The Equal Employment Opportunity Commission (EEOC) will host a public meeting next Thursday, October 13, 2016, at 1:00 P.M. Eastern Time to discuss “Big Data and Employment Discrimination.” The meeting will “examine big data trends and technologies, the benefits and risks of big data analytics, current and potential uses of big data in employment, and how the use of big data may implicate equal employment opportunity laws.”
Speakers include Kelly Trindel, PhD, Chief Analyst, Office of Research, Information and Planning, EEOC; Michal Kosinski, Assistant Professor, Organizational Behavior, Stanford Graduate School of Business (via VTC); Kathleen K. Lundquist, PhD, Organizational Psychologist, President and CEO, APTMetrics, Inc.; Marko J. Mrkonich, Shareholder, Littler Mendelson P.C.; Ifeoma Ajunwa, Assistant Professor, University of the District of Columbia School of Law and Michael Housman, Workforce Scientist, hiQ Labs.
The meeting is a continuation of this Administration’s focus on Big Data and its impact on employment opportunities.

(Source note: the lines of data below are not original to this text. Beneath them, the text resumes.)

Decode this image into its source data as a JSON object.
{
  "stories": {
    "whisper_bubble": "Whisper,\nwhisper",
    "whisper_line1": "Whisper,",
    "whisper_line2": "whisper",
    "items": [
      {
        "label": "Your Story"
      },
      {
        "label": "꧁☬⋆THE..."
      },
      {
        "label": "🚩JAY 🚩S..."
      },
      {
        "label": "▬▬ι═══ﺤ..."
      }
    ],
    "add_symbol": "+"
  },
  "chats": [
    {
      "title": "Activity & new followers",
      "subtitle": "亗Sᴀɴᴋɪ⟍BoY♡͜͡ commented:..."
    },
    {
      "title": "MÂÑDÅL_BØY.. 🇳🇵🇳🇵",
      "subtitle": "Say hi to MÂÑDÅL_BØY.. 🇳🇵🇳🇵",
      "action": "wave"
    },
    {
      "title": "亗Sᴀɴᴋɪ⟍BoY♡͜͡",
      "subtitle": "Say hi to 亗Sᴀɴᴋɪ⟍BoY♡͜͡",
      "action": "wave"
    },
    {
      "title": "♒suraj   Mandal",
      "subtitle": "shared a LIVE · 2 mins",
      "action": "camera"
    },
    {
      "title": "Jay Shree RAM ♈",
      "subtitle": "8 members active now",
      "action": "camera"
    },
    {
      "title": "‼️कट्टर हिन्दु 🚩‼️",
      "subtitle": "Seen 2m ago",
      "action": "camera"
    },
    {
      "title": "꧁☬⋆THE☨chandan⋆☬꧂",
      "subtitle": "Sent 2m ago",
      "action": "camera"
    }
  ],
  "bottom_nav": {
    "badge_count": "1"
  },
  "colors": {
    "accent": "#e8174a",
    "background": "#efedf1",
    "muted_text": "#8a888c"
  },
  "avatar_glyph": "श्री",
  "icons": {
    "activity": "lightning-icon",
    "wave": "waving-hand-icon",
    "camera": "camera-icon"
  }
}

The meeting follows a May 2016 White House report ‘Big Data: A Report on Algorithmic Systems, Opportunity, and Civil Rights”—the third in a series of reports on Big Data issued by the White House Big Data Working Group. According to the White House report, while “big data techniques can be used to detect bias and prevent discrimination,” certain big data processes can also “deliberately or inadvertently perpetuate, exacerbate, or mask discrimination.” The report specifically discussed company hiring practices that “focus on rating applicants, using Big Data analytical tools to automatically sort and identify the preferred candidates”—a common recruitment practice among federal contractors and subcontractors who receive hundreds, if not thousands, of applications for certain jobs. While recognizing the potential benefits of such data-driven techniques, the White House report expressed concern about Big Data algorithms that relied on factors that could closely relate to race or other protected characteristics, such as candidate-scoring systems that consider “length of time since last job,” “commuting distance,” “credit worthiness,” and criminal records, because they may “inaccurately or inadequately reflect an individual’s qualifications.” The complete White House report is available here.
EEOC’s meeting on Big Data is open to the public. Seating is limited so attendees should arrive 30 minutes before the start of the meeting. The meeting will be held in the Jacqueline A. Berrien Training Center on the First Floor of the EEOC Office Building, 131 “M” Street, NE, Washington, D.C. 20507. For more information, contact Bernadette B. Wilson, Acting Executive Officer of the EEOC, at 202.663.4077.